"Seeing the children’s imagination, skills and teamwork growing throughout this experience has been delightful."
Mrs Lim, Head of Art, Unicorn School, Richmond
On the first morning we introduce the story to the 70-500 participating children. The story is usually a World Creation Myth – Mayan, Aboriginal, Chinese, West African, Egyptian to name a few. We also introduce the children to puppetry and we ask them what they have to do to meet the challenge of making a huge show with all of them in it in just a few days.
We then spend the required days making the puppets, approximately 60 puppets a day. These can be any creature ranging from crabs to giraffes or moles to kangaroos. Whatever they are, they are always splendid. Whilst the children are making their own puppets we prepare some bigger creations for them to work on such as Nyame the Sky God or Quetzacoatl the Feathered Serpent or a school of dolphins or a train of elephants.
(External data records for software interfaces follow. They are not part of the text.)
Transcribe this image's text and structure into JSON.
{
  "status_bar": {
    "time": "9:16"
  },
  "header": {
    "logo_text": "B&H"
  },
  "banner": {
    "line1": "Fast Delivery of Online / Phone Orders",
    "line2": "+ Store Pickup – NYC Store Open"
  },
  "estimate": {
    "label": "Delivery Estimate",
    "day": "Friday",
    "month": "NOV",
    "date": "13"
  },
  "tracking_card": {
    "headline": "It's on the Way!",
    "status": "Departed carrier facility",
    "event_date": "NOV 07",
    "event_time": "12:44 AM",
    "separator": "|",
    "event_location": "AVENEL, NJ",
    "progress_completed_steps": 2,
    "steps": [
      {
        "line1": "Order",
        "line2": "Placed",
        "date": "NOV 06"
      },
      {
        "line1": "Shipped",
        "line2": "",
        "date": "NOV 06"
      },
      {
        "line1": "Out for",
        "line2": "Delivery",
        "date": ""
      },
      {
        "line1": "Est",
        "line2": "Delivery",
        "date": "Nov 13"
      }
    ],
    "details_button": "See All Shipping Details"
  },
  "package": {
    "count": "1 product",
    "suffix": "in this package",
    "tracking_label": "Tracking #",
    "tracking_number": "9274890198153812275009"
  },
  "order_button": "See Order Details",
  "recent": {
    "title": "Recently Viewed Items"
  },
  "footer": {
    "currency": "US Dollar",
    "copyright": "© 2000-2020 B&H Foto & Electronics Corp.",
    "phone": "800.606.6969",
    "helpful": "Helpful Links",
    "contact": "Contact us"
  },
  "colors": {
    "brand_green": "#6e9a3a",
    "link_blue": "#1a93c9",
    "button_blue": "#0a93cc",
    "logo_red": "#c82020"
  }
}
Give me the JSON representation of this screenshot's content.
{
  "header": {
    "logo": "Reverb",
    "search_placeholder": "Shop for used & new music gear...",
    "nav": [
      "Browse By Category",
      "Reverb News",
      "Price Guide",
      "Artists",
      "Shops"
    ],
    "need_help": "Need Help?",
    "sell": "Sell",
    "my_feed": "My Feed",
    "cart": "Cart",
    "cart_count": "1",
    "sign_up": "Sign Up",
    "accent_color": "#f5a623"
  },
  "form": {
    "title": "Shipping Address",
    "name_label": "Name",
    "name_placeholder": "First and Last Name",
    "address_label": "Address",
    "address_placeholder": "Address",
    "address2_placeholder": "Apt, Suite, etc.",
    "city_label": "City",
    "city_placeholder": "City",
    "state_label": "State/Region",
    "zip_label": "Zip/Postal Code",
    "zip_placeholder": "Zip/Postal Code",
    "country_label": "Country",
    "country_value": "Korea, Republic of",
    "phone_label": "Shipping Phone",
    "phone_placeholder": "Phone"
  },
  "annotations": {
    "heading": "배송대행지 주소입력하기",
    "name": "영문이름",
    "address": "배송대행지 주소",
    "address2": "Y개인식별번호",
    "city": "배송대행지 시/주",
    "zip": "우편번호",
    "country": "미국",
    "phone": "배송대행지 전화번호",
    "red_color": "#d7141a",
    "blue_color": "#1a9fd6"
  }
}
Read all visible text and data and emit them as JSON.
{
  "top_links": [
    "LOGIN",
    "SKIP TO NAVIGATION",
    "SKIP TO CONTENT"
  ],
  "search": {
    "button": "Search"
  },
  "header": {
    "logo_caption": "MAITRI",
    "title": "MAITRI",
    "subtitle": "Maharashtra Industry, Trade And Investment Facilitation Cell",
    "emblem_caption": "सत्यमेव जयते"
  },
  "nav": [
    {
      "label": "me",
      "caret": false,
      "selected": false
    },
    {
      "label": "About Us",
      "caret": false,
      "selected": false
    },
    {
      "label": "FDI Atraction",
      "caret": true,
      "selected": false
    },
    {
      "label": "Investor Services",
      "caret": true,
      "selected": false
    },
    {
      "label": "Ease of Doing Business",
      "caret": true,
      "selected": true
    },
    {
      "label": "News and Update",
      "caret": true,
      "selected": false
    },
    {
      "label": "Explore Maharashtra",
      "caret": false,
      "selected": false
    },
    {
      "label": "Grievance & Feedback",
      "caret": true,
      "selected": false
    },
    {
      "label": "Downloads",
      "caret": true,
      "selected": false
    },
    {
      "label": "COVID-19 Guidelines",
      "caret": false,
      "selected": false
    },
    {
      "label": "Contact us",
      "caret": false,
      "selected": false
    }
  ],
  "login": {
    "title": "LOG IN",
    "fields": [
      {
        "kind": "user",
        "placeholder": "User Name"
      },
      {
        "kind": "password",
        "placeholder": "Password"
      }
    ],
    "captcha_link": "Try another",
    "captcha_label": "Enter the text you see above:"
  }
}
Meanwhile back in their classrooms there are many related activities that can be pursued. Often, the school becomes adorned with posters and programmes prepared, storyboards worked on and invites are hand-made. Sometimes schools build their programme for half term around the themes or culture inherent tin the story we have selected together. When the puppets are all made, it takes a day or two to put the whole show together. This depends on the size of the cast and the scope of the production.
We all gather, as we did at the outset on the first day, but this time there is puppet for each student plus the giant puppets. In this session we map the show, share achievements and narrator/writers are self-elected. Across the day the narration is prepared and each puppet group devises and rehearses their parts. In the evening we complete work on the script and the soundtrack. And all is ready to roll halfway through the next morning.
Our residency finishes with a day of performance of a massive, spectacular show by a cast of 100, 200 or however many students are involved - all performing to invited audiences of other children and parents. The performances invariably exceed expectations. And that is what they are about – not succeeding or failing – but exceeding.
This happens through:
- Setting an authentic challenge
- Creating a strong sense of common purpose
- Managing and facilitating an inspiring creative process
- Designing and constructing appropriate high-quality puppets
- Realising a multi-dimensional, spectacular theatrical event…
…that is, above all, theirs
Film made by Mark KirbyDonate now